TRY IT – For the word "JSON", return each line of the data in which it occurs.

PROVIDED DATA –
<<<<

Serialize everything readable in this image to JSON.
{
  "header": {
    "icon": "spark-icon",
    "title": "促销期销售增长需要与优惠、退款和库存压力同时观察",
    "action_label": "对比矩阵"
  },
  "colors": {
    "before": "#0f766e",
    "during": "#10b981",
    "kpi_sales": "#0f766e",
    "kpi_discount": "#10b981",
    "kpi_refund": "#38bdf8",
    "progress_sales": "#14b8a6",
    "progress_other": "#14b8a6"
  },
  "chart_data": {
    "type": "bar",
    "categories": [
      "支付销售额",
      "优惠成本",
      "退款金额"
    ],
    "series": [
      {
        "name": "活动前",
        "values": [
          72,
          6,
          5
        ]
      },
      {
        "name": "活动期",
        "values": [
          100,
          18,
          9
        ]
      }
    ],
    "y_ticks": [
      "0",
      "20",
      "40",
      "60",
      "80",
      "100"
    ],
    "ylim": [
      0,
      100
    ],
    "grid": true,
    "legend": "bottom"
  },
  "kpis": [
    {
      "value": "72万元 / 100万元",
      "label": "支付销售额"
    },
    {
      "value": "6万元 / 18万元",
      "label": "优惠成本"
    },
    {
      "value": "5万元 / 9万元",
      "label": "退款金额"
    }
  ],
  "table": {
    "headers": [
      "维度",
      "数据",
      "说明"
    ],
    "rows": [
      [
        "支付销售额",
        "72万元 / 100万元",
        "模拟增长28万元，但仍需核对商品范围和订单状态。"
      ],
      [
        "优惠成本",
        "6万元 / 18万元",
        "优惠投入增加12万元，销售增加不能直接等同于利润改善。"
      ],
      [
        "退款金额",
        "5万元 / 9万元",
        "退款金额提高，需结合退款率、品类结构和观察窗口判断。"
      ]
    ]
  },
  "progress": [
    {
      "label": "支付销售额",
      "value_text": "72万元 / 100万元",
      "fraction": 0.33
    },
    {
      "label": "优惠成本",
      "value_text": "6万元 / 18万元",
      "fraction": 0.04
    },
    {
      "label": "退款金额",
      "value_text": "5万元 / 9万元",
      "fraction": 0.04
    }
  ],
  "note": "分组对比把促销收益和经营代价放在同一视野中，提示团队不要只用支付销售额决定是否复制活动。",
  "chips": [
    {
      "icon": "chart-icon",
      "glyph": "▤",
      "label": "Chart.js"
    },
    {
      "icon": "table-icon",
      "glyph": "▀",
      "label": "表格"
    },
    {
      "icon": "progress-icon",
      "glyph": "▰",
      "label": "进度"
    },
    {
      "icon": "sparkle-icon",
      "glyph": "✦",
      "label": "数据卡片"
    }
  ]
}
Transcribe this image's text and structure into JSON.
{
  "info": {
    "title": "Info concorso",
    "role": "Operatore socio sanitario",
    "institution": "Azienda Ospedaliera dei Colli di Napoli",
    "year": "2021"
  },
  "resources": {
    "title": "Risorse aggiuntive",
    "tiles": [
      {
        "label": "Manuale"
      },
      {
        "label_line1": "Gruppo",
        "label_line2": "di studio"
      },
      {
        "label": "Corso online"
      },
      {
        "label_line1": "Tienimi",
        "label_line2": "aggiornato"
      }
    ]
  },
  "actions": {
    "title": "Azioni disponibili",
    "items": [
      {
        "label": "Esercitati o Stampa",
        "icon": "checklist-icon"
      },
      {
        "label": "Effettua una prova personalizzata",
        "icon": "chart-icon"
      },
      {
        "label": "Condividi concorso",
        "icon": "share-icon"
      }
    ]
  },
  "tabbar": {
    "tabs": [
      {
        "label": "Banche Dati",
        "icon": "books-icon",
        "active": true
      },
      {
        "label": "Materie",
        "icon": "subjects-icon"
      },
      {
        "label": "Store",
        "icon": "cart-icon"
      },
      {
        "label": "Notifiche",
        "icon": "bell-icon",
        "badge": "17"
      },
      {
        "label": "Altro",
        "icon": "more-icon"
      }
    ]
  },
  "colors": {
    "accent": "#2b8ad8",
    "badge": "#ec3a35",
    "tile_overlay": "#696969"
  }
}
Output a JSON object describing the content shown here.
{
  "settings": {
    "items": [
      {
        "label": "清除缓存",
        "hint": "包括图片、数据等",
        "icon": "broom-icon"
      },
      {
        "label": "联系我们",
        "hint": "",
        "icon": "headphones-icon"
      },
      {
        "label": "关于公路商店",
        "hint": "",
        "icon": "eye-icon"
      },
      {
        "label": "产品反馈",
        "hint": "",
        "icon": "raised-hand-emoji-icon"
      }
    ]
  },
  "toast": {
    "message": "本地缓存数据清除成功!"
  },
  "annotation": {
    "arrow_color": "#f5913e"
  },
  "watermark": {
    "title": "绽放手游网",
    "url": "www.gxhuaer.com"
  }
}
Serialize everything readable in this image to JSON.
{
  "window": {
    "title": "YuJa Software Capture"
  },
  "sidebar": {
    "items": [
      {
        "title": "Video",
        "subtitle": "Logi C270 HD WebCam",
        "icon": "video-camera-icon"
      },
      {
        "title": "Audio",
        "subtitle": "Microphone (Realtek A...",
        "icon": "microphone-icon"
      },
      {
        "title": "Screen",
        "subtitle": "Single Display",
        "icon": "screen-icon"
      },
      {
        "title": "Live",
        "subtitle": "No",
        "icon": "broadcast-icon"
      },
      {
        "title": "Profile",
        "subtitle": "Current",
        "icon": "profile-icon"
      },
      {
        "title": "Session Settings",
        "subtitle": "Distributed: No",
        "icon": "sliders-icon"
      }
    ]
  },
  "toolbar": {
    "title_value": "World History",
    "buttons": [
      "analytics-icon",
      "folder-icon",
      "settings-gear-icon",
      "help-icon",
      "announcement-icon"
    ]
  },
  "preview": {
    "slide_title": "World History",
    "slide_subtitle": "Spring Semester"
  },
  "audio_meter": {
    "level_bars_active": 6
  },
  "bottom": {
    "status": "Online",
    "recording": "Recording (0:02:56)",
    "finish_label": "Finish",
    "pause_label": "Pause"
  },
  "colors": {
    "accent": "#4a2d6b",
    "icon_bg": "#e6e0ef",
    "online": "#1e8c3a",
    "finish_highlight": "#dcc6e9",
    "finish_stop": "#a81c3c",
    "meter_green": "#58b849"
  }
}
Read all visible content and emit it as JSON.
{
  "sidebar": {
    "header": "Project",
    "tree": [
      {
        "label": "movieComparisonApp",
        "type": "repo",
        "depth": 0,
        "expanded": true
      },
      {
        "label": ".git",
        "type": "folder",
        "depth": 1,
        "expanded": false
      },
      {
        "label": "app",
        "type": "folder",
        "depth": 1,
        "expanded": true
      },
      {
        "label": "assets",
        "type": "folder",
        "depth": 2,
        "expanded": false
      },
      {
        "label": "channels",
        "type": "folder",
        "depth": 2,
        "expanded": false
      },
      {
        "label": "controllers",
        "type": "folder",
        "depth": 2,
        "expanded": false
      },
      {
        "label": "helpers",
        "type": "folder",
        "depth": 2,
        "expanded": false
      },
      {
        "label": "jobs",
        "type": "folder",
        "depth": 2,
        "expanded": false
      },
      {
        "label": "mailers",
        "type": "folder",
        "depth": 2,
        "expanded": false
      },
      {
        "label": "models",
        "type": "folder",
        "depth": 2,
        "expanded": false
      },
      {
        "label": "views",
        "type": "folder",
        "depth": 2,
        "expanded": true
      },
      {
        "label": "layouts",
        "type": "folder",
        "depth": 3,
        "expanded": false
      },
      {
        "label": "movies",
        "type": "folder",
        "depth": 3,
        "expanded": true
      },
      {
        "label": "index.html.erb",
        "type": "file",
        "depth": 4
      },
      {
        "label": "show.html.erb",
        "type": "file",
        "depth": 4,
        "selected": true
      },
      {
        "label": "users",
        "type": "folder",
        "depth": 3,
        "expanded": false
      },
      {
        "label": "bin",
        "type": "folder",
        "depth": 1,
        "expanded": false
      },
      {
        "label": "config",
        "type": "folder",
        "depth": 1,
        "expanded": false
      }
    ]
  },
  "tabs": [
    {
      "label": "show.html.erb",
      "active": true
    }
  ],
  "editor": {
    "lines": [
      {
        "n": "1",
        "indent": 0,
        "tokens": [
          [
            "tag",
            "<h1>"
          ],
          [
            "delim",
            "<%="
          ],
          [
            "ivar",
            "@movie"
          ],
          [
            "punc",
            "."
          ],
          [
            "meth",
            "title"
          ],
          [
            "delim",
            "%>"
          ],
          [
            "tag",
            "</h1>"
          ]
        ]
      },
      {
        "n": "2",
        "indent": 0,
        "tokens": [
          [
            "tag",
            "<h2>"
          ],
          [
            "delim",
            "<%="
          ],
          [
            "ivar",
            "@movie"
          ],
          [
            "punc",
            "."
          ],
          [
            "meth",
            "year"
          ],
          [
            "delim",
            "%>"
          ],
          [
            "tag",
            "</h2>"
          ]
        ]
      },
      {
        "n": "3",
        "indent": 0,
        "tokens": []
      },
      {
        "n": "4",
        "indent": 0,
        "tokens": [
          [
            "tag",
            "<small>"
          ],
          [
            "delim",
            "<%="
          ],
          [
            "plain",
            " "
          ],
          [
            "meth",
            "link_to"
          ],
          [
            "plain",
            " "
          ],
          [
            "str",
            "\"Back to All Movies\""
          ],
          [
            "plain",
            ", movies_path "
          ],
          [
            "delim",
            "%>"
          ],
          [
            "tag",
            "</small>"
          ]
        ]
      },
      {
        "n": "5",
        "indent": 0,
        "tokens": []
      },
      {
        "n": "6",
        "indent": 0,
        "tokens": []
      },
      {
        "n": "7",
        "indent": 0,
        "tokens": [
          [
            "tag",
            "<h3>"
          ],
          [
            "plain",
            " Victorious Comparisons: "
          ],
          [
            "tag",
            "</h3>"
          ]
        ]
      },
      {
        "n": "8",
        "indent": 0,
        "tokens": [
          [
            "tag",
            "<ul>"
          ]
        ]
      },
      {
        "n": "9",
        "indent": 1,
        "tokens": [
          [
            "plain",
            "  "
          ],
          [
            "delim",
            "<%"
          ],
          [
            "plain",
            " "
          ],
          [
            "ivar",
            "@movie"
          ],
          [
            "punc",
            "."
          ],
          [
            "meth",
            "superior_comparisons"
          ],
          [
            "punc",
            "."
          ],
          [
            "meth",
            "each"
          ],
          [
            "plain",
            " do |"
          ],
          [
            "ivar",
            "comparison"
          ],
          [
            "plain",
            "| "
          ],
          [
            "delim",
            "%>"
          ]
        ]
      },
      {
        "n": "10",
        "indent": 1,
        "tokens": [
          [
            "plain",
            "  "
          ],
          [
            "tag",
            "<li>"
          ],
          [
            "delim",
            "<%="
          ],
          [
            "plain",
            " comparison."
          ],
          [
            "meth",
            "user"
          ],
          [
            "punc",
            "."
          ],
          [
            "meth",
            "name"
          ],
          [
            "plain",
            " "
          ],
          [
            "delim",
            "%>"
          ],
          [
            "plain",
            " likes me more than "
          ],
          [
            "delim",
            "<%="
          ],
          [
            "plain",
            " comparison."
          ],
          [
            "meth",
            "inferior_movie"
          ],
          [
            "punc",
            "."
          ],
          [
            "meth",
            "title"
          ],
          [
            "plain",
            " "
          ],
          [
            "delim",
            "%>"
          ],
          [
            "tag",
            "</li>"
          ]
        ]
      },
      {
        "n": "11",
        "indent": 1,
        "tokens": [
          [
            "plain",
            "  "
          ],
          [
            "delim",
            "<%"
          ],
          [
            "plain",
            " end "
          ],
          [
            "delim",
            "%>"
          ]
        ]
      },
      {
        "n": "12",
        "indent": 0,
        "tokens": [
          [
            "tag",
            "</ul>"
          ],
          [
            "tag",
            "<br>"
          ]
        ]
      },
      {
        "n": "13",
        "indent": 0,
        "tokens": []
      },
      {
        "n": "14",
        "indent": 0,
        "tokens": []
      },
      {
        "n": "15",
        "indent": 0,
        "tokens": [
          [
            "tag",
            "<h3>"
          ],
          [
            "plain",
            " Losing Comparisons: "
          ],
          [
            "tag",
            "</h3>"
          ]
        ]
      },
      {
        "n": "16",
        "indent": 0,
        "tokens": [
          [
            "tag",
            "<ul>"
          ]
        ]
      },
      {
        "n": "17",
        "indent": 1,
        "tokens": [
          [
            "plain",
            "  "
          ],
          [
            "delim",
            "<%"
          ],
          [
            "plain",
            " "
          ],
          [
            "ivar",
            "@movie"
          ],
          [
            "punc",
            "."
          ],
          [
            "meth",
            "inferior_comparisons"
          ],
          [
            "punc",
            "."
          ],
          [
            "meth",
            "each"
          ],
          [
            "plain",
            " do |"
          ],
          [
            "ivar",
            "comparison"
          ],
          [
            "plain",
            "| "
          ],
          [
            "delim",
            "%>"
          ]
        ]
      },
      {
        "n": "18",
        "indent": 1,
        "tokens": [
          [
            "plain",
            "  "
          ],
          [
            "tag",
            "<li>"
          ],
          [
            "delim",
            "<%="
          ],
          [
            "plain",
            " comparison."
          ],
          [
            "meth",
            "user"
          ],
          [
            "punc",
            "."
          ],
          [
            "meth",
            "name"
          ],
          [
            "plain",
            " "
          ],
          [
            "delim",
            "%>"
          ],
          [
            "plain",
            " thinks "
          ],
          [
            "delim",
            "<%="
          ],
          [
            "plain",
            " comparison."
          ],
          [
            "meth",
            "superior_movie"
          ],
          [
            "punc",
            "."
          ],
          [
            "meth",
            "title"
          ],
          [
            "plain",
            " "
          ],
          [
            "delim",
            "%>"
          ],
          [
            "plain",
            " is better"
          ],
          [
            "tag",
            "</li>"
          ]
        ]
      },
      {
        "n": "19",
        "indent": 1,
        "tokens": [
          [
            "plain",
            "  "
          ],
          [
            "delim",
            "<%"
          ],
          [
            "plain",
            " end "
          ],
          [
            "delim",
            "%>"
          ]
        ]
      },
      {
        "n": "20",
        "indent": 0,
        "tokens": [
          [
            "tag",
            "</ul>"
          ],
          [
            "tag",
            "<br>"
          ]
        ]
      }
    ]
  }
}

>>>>

EXPECTED OUTPUT –
Serialize everything readable in this image to JSON.
Transcribe this image's text and structure into JSON.
Output a JSON object describing the content shown here.
Serialize everything readable in this image to JSON.
Read all visible content and emit it as JSON.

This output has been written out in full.